• [Problem to solve]: Repeat every record exactly.
──────── Extracted data ────────
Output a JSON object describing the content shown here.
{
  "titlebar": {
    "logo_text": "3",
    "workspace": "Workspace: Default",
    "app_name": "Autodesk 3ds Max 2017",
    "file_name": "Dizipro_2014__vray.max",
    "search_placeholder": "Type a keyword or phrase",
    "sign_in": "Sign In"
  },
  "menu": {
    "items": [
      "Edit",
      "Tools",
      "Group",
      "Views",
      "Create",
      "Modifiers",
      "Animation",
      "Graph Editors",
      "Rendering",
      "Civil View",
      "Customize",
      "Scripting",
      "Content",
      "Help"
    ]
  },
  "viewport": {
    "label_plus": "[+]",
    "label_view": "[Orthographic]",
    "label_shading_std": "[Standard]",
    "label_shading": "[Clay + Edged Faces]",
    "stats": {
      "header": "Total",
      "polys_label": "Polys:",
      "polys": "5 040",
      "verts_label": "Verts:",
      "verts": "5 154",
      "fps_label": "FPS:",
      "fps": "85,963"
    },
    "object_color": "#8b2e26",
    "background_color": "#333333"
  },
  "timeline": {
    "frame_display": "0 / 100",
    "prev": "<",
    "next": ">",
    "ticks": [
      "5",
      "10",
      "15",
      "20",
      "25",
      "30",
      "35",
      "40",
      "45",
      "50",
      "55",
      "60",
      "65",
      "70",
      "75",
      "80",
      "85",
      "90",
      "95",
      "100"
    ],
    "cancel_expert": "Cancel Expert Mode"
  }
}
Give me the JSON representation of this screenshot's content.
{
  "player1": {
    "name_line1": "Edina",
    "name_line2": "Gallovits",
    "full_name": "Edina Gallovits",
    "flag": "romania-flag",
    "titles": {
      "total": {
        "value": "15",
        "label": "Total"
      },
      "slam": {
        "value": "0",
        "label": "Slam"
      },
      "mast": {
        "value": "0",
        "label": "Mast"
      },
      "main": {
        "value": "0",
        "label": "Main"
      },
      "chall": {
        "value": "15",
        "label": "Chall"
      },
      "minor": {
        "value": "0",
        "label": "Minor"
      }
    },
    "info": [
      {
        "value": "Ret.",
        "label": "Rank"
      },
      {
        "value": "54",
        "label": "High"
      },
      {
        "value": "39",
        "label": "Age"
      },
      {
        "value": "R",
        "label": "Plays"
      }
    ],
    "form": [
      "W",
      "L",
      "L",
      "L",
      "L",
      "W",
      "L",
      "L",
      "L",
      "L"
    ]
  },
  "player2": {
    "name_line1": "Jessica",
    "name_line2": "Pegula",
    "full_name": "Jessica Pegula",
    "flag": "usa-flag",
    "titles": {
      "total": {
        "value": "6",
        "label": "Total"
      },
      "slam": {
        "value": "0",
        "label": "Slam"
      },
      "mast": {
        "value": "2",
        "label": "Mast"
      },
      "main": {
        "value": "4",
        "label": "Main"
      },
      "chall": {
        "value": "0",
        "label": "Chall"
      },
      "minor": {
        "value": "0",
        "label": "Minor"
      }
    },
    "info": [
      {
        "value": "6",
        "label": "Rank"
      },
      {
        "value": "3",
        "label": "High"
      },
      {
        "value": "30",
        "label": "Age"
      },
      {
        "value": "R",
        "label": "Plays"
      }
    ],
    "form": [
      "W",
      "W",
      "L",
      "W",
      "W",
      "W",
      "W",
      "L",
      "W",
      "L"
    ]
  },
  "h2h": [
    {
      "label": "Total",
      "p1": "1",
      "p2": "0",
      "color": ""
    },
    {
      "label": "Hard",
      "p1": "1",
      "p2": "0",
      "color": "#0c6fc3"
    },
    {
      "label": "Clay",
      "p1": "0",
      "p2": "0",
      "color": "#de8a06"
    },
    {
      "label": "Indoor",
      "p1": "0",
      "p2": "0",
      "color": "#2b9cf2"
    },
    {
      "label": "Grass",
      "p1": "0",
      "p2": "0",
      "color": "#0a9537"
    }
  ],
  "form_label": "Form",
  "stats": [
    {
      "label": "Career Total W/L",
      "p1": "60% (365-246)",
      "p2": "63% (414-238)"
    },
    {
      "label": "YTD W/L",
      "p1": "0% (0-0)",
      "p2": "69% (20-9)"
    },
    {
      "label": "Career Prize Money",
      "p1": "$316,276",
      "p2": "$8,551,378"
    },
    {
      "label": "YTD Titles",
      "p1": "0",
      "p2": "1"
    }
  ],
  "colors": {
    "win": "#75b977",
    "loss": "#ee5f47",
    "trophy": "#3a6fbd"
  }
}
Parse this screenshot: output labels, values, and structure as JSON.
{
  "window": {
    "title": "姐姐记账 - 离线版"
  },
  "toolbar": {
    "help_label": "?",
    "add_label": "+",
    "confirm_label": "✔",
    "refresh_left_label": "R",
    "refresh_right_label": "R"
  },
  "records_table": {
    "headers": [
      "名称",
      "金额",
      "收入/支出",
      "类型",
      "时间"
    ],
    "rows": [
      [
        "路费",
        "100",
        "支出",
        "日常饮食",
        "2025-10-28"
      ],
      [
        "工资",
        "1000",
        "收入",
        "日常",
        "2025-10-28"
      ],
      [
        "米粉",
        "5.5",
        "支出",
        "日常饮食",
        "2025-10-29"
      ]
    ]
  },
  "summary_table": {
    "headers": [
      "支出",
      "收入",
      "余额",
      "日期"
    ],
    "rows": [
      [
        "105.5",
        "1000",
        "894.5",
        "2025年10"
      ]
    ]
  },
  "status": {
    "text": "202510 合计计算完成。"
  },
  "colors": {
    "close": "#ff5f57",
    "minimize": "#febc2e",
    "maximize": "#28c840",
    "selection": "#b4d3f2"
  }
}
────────
• [The completed task]:
Output a JSON object describing the content shown here.
{
  "titlebar": {
    "logo_text": "3",
    "workspace": "Workspace: Default",
    "app_name": "Autodesk 3ds Max 2017",
    "file_name": "Dizipro_2014__vray.max",
    "search_placeholder": "Type a keyword or phrase",
    "sign_in": "Sign In"
  },
  "menu": {
    "items": [
      "Edit",
      "Tools",
      "Group",
      "Views",
      "Create",
      "Modifiers",
      "Animation",
      "Graph Editors",
      "Rendering",
      "Civil View",
      "Customize",
      "Scripting",
      "Content",
      "Help"
    ]
  },
  "viewport": {
    "label_plus": "[+]",
    "label_view": "[Orthographic]",
    "label_shading_std": "[Standard]",
    "label_shading": "[Clay + Edged Faces]",
    "stats": {
      "header": "Total",
      "polys_label": "Polys:",
      "polys": "5 040",
      "verts_label": "Verts:",
      "verts": "5 154",
      "fps_label": "FPS:",
      "fps": "85,963"
    },
    "object_color": "#8b2e26",
    "background_color": "#333333"
  },
  "timeline": {
    "frame_display": "0 / 100",
    "prev": "<",
    "next": ">",
    "ticks": [
      "5",
      "10",
      "15",
      "20",
      "25",
      "30",
      "35",
      "40",
      "45",
      "50",
      "55",
      "60",
      "65",
      "70",
      "75",
      "80",
      "85",
      "90",
      "95",
      "100"
    ],
    "cancel_expert": "Cancel Expert Mode"
  }
}
Give me the JSON representation of this screenshot's content.
{
  "player1": {
    "name_line1": "Edina",
    "name_line2": "Gallovits",
    "full_name": "Edina Gallovits",
    "flag": "romania-flag",
    "titles": {
      "total": {
        "value": "15",
        "label": "Total"
      },
      "slam": {
        "value": "0",
        "label": "Slam"
      },
      "mast": {
        "value": "0",
        "label": "Mast"
      },
      "main": {
        "value": "0",
        "label": "Main"
      },
      "chall": {
        "value": "15",
        "label": "Chall"
      },
      "minor": {
        "value": "0",
        "label": "Minor"
      }
    },
    "info": [
      {
        "value": "Ret.",
        "label": "Rank"
      },
      {
        "value": "54",
        "label": "High"
      },
      {
        "value": "39",
        "label": "Age"
      },
      {
        "value": "R",
        "label": "Plays"
      }
    ],
    "form": [
      "W",
      "L",
      "L",
      "L",
      "L",
      "W",
      "L",
      "L",
      "L",
      "L"
    ]
  },
  "player2": {
    "name_line1": "Jessica",
    "name_line2": "Pegula",
    "full_name": "Jessica Pegula",
    "flag": "usa-flag",
    "titles": {
      "total": {
        "value": "6",
        "label": "Total"
      },
      "slam": {
        "value": "0",
        "label": "Slam"
      },
      "mast": {
        "value": "2",
        "label": "Mast"
      },
      "main": {
        "value": "4",
        "label": "Main"
      },
      "chall": {
        "value": "0",
        "label": "Chall"
      },
      "minor": {
        "value": "0",
        "label": "Minor"
      }
    },
    "info": [
      {
        "value": "6",
        "label": "Rank"
      },
      {
        "value": "3",
        "label": "High"
      },
      {
        "value": "30",
        "label": "Age"
      },
      {
        "value": "R",
        "label": "Plays"
      }
    ],
    "form": [
      "W",
      "W",
      "L",
      "W",
      "W",
      "W",
      "W",
      "L",
      "W",
      "L"
    ]
  },
  "h2h": [
    {
      "label": "Total",
      "p1": "1",
      "p2": "0",
      "color": ""
    },
    {
      "label": "Hard",
      "p1": "1",
      "p2": "0",
      "color": "#0c6fc3"
    },
    {
      "label": "Clay",
      "p1": "0",
      "p2": "0",
      "color": "#de8a06"
    },
    {
      "label": "Indoor",
      "p1": "0",
      "p2": "0",
      "color": "#2b9cf2"
    },
    {
      "label": "Grass",
      "p1": "0",
      "p2": "0",
      "color": "#0a9537"
    }
  ],
  "form_label": "Form",
  "stats": [
    {
      "label": "Career Total W/L",
      "p1": "60% (365-246)",
      "p2": "63% (414-238)"
    },
    {
      "label": "YTD W/L",
      "p1": "0% (0-0)",
      "p2": "69% (20-9)"
    },
    {
      "label": "Career Prize Money",
      "p1": "$316,276",
      "p2": "$8,551,378"
    },
    {
      "label": "YTD Titles",
      "p1": "0",
      "p2": "1"
    }
  ],
  "colors": {
    "win": "#75b977",
    "loss": "#ee5f47",
    "trophy": "#3a6fbd"
  }
}
Parse this screenshot: output labels, values, and structure as JSON.
{
  "window": {
    "title": "姐姐记账 - 离线版"
  },
  "toolbar": {
    "help_label": "?",
    "add_label": "+",
    "confirm_label": "✔",
    "refresh_left_label": "R",
    "refresh_right_label": "R"
  },
  "records_table": {
    "headers": [
      "名称",
      "金额",
      "收入/支出",
      "类型",
      "时间"
    ],
    "rows": [
      [
        "路费",
        "100",
        "支出",
        "日常饮食",
        "2025-10-28"
      ],
      [
        "工资",
        "1000",
        "收入",
        "日常",
        "2025-10-28"
      ],
      [
        "米粉",
        "5.5",
        "支出",
        "日常饮食",
        "2025-10-29"
      ]
    ]
  },
  "summary_table": {
    "headers": [
      "支出",
      "收入",
      "余额",
      "日期"
    ],
    "rows": [
      [
        "105.5",
        "1000",
        "894.5",
        "2025年10"
      ]
    ]
  },
  "status": {
    "text": "202510 合计计算完成。"
  },
  "colors": {
    "close": "#ff5f57",
    "minimize": "#febc2e",
    "maximize": "#28c840",
    "selection": "#b4d3f2"
  }
}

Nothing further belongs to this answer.